INPUT DATA —
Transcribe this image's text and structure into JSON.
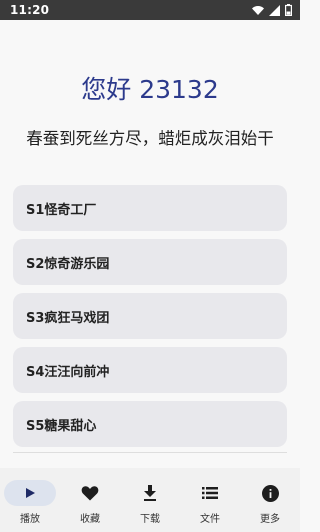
{
  "status_bar": {
    "time": "11:20",
    "icons": [
      "wifi-icon",
      "signal-icon",
      "battery-icon"
    ]
  },
  "greeting": "您好 23132",
  "subtitle": "春蚕到死丝方尽，蜡炬成灰泪始干",
  "seasons": [
    {
      "label": "S1怪奇工厂"
    },
    {
      "label": "S2惊奇游乐园"
    },
    {
      "label": "S3疯狂马戏团"
    },
    {
      "label": "S4汪汪向前冲"
    },
    {
      "label": "S5糖果甜心"
    }
  ],
  "nav": [
    {
      "label": "播放",
      "icon": "play-icon",
      "active": true
    },
    {
      "label": "收藏",
      "icon": "heart-icon",
      "active": false
    },
    {
      "label": "下载",
      "icon": "download-icon",
      "active": false
    },
    {
      "label": "文件",
      "icon": "list-icon",
      "active": false
    },
    {
      "label": "更多",
      "icon": "info-icon",
      "active": false
    }
  ],
  "colors": {
    "accent": "#2c3a8c",
    "status_bar": "#3a3a3a",
    "card": "#e8e8ec",
    "nav_active_pill": "#dde3ee"
  }
}
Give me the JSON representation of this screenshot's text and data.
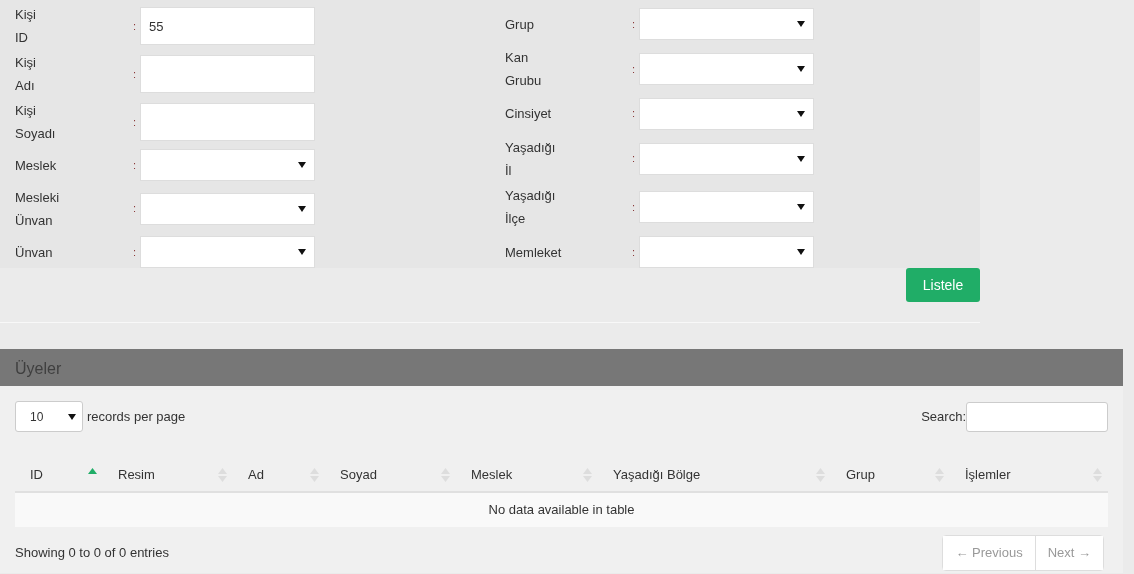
{
  "filter_form": {
    "left_fields": [
      {
        "label": "Kişi ID",
        "separator": ":",
        "kind": "text",
        "value": "55"
      },
      {
        "label": "Kişi Adı",
        "separator": ":",
        "kind": "text"
      },
      {
        "label": "Kişi Soyadı",
        "separator": ":",
        "kind": "text"
      },
      {
        "label": "Meslek",
        "separator": ":",
        "kind": "select"
      },
      {
        "label": "Mesleki Ünvan",
        "separator": ":",
        "kind": "select"
      },
      {
        "label": "Ünvan",
        "separator": ":",
        "kind": "select"
      }
    ],
    "right_fields": [
      {
        "label": "Grup",
        "separator": ":",
        "kind": "select"
      },
      {
        "label": "Kan Grubu",
        "separator": ":",
        "kind": "select"
      },
      {
        "label": "Cinsiyet",
        "separator": ":",
        "kind": "select"
      },
      {
        "label": "Yaşadığı İl",
        "separator": ":",
        "kind": "select"
      },
      {
        "label": "Yaşadığı İlçe",
        "separator": ":",
        "kind": "select"
      },
      {
        "label": "Memleket",
        "separator": ":",
        "kind": "select"
      }
    ],
    "submit_button": "Listele"
  },
  "members_panel": {
    "title": "Üyeler",
    "page_length": {
      "value": "10",
      "label": "records per page"
    },
    "search": {
      "label": "Search:"
    },
    "table": {
      "columns": [
        {
          "label": "ID",
          "sorted": true
        },
        {
          "label": "Resim",
          "sorted": false
        },
        {
          "label": "Ad",
          "sorted": false
        },
        {
          "label": "Soyad",
          "sorted": false
        },
        {
          "label": "Meslek",
          "sorted": false
        },
        {
          "label": "Yaşadığı Bölge",
          "sorted": false
        },
        {
          "label": "Grup",
          "sorted": false
        },
        {
          "label": "İşlemler",
          "sorted": false
        }
      ],
      "empty_message": "No data available in table"
    },
    "info": "Showing 0 to 0 of 0 entries",
    "pagination": [
      {
        "label": "← Previous",
        "disabled": true
      },
      {
        "label": "Next →",
        "disabled": true
      }
    ]
  }
}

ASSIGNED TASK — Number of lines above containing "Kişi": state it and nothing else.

ANSWER TO THE EXERCISE — 3